Not a Donkey Kong Clone, Honest
The BBC Micro was touted as an educational tool, if you believe Fred Harris, and most of us growing up in the 80’s will have used one at school, either doing some rudimentary programming, or playing with maths tools such as “Turtle”.
It also happened to have a great specification for replicating arcade games due to the colourful high resolution screen and multi-channel sound. Various publishers in the early days of the BBC chose to go down this route, with faithful renditions of Mr Do! (Mr Ee), Frogger (Hopper), Space Panic (Space Monsters) and Donkey Kong which, you guessed it, was renamed Killer Gorilla.
For some reason, in the Program Power version, they felt the need to replace Mario with a stick man, quite how they felt this would fool Nintendo I don’t know, as in every other way this game was a carbon copy of the arcade game. The levels were recreated perfectly, and even had the “How high can you try?” message between stages.
I won’t dwell too long on the gameplay as we all know Donkey Kong, but this game had it all, as your not-Mario jumped and hammered his way across various levels to rescue his girlfriend. The gameplay was true to the arcade original, including the need to time your jumps to perfection to avoid the many different obstacles put between you and the big monkey. The sound was also pretty spot on, as well as the inter-stage screens showing your progress up the skyscraper.

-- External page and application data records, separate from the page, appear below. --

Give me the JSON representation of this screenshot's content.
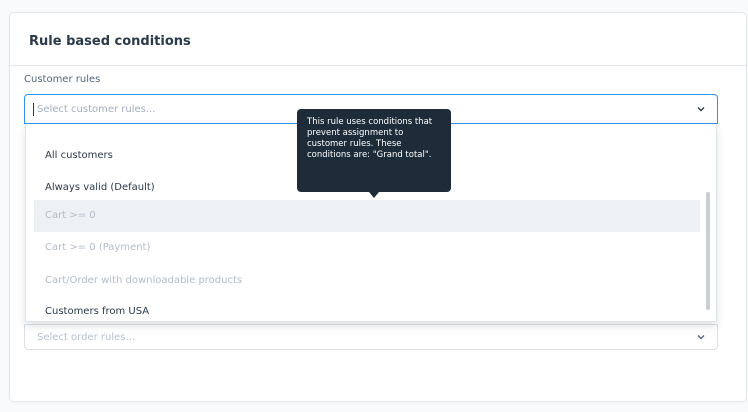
{
  "card": {
    "title": "Rule based conditions"
  },
  "customer_rules": {
    "label": "Customer rules",
    "placeholder": "Select customer rules...",
    "options": [
      {
        "label": "All customers",
        "disabled": false
      },
      {
        "label": "Always valid (Default)",
        "disabled": false
      },
      {
        "label": "Cart >= 0",
        "disabled": true
      },
      {
        "label": "Cart >= 0 (Payment)",
        "disabled": true
      },
      {
        "label": "Cart/Order with downloadable products",
        "disabled": true
      },
      {
        "label": "Customers from USA",
        "disabled": false
      }
    ]
  },
  "order_rules": {
    "placeholder": "Select order rules..."
  },
  "tooltip": {
    "text": "This rule uses conditions that prevent assignment to customer rules. These conditions are: \"Grand total\"."
  },
  "icons": {
    "chevron": "chevron-down-icon"
  },
  "colors": {
    "focus_border": "#2f94ec",
    "tooltip_bg": "#1e2c3a",
    "hover_bg": "#eef1f4"
  }
}
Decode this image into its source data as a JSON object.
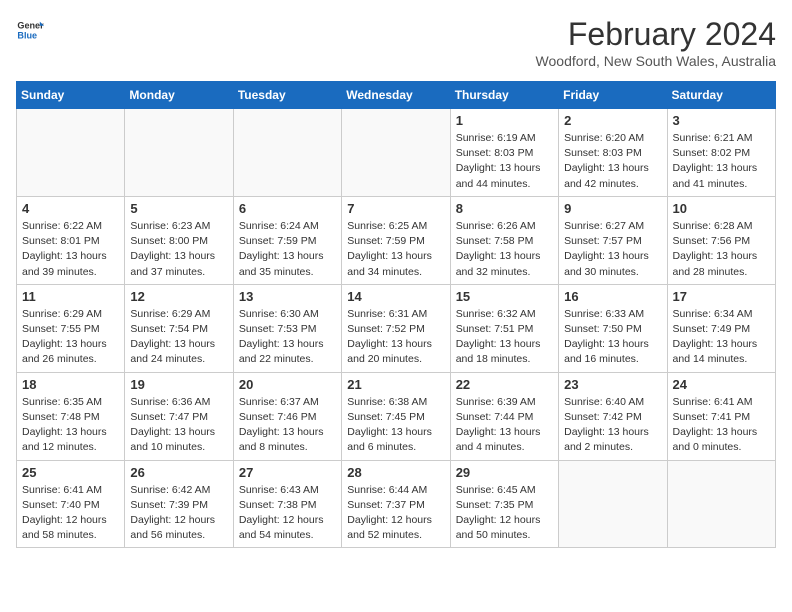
{
  "header": {
    "logo_text_general": "General",
    "logo_text_blue": "Blue",
    "month_year": "February 2024",
    "location": "Woodford, New South Wales, Australia"
  },
  "weekdays": [
    "Sunday",
    "Monday",
    "Tuesday",
    "Wednesday",
    "Thursday",
    "Friday",
    "Saturday"
  ],
  "weeks": [
    [
      {
        "day": "",
        "info": ""
      },
      {
        "day": "",
        "info": ""
      },
      {
        "day": "",
        "info": ""
      },
      {
        "day": "",
        "info": ""
      },
      {
        "day": "1",
        "info": "Sunrise: 6:19 AM\nSunset: 8:03 PM\nDaylight: 13 hours\nand 44 minutes."
      },
      {
        "day": "2",
        "info": "Sunrise: 6:20 AM\nSunset: 8:03 PM\nDaylight: 13 hours\nand 42 minutes."
      },
      {
        "day": "3",
        "info": "Sunrise: 6:21 AM\nSunset: 8:02 PM\nDaylight: 13 hours\nand 41 minutes."
      }
    ],
    [
      {
        "day": "4",
        "info": "Sunrise: 6:22 AM\nSunset: 8:01 PM\nDaylight: 13 hours\nand 39 minutes."
      },
      {
        "day": "5",
        "info": "Sunrise: 6:23 AM\nSunset: 8:00 PM\nDaylight: 13 hours\nand 37 minutes."
      },
      {
        "day": "6",
        "info": "Sunrise: 6:24 AM\nSunset: 7:59 PM\nDaylight: 13 hours\nand 35 minutes."
      },
      {
        "day": "7",
        "info": "Sunrise: 6:25 AM\nSunset: 7:59 PM\nDaylight: 13 hours\nand 34 minutes."
      },
      {
        "day": "8",
        "info": "Sunrise: 6:26 AM\nSunset: 7:58 PM\nDaylight: 13 hours\nand 32 minutes."
      },
      {
        "day": "9",
        "info": "Sunrise: 6:27 AM\nSunset: 7:57 PM\nDaylight: 13 hours\nand 30 minutes."
      },
      {
        "day": "10",
        "info": "Sunrise: 6:28 AM\nSunset: 7:56 PM\nDaylight: 13 hours\nand 28 minutes."
      }
    ],
    [
      {
        "day": "11",
        "info": "Sunrise: 6:29 AM\nSunset: 7:55 PM\nDaylight: 13 hours\nand 26 minutes."
      },
      {
        "day": "12",
        "info": "Sunrise: 6:29 AM\nSunset: 7:54 PM\nDaylight: 13 hours\nand 24 minutes."
      },
      {
        "day": "13",
        "info": "Sunrise: 6:30 AM\nSunset: 7:53 PM\nDaylight: 13 hours\nand 22 minutes."
      },
      {
        "day": "14",
        "info": "Sunrise: 6:31 AM\nSunset: 7:52 PM\nDaylight: 13 hours\nand 20 minutes."
      },
      {
        "day": "15",
        "info": "Sunrise: 6:32 AM\nSunset: 7:51 PM\nDaylight: 13 hours\nand 18 minutes."
      },
      {
        "day": "16",
        "info": "Sunrise: 6:33 AM\nSunset: 7:50 PM\nDaylight: 13 hours\nand 16 minutes."
      },
      {
        "day": "17",
        "info": "Sunrise: 6:34 AM\nSunset: 7:49 PM\nDaylight: 13 hours\nand 14 minutes."
      }
    ],
    [
      {
        "day": "18",
        "info": "Sunrise: 6:35 AM\nSunset: 7:48 PM\nDaylight: 13 hours\nand 12 minutes."
      },
      {
        "day": "19",
        "info": "Sunrise: 6:36 AM\nSunset: 7:47 PM\nDaylight: 13 hours\nand 10 minutes."
      },
      {
        "day": "20",
        "info": "Sunrise: 6:37 AM\nSunset: 7:46 PM\nDaylight: 13 hours\nand 8 minutes."
      },
      {
        "day": "21",
        "info": "Sunrise: 6:38 AM\nSunset: 7:45 PM\nDaylight: 13 hours\nand 6 minutes."
      },
      {
        "day": "22",
        "info": "Sunrise: 6:39 AM\nSunset: 7:44 PM\nDaylight: 13 hours\nand 4 minutes."
      },
      {
        "day": "23",
        "info": "Sunrise: 6:40 AM\nSunset: 7:42 PM\nDaylight: 13 hours\nand 2 minutes."
      },
      {
        "day": "24",
        "info": "Sunrise: 6:41 AM\nSunset: 7:41 PM\nDaylight: 13 hours\nand 0 minutes."
      }
    ],
    [
      {
        "day": "25",
        "info": "Sunrise: 6:41 AM\nSunset: 7:40 PM\nDaylight: 12 hours\nand 58 minutes."
      },
      {
        "day": "26",
        "info": "Sunrise: 6:42 AM\nSunset: 7:39 PM\nDaylight: 12 hours\nand 56 minutes."
      },
      {
        "day": "27",
        "info": "Sunrise: 6:43 AM\nSunset: 7:38 PM\nDaylight: 12 hours\nand 54 minutes."
      },
      {
        "day": "28",
        "info": "Sunrise: 6:44 AM\nSunset: 7:37 PM\nDaylight: 12 hours\nand 52 minutes."
      },
      {
        "day": "29",
        "info": "Sunrise: 6:45 AM\nSunset: 7:35 PM\nDaylight: 12 hours\nand 50 minutes."
      },
      {
        "day": "",
        "info": ""
      },
      {
        "day": "",
        "info": ""
      }
    ]
  ]
}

I spent a lot of time on this as a teenager when I was supposedly “doing homework” on my BBC… at the time it was streets ahead of the competition in terms of its ability to replicate arcade games, and I was very jealous of my friend who had one if these when all I could manage was a Sinclair ZX81.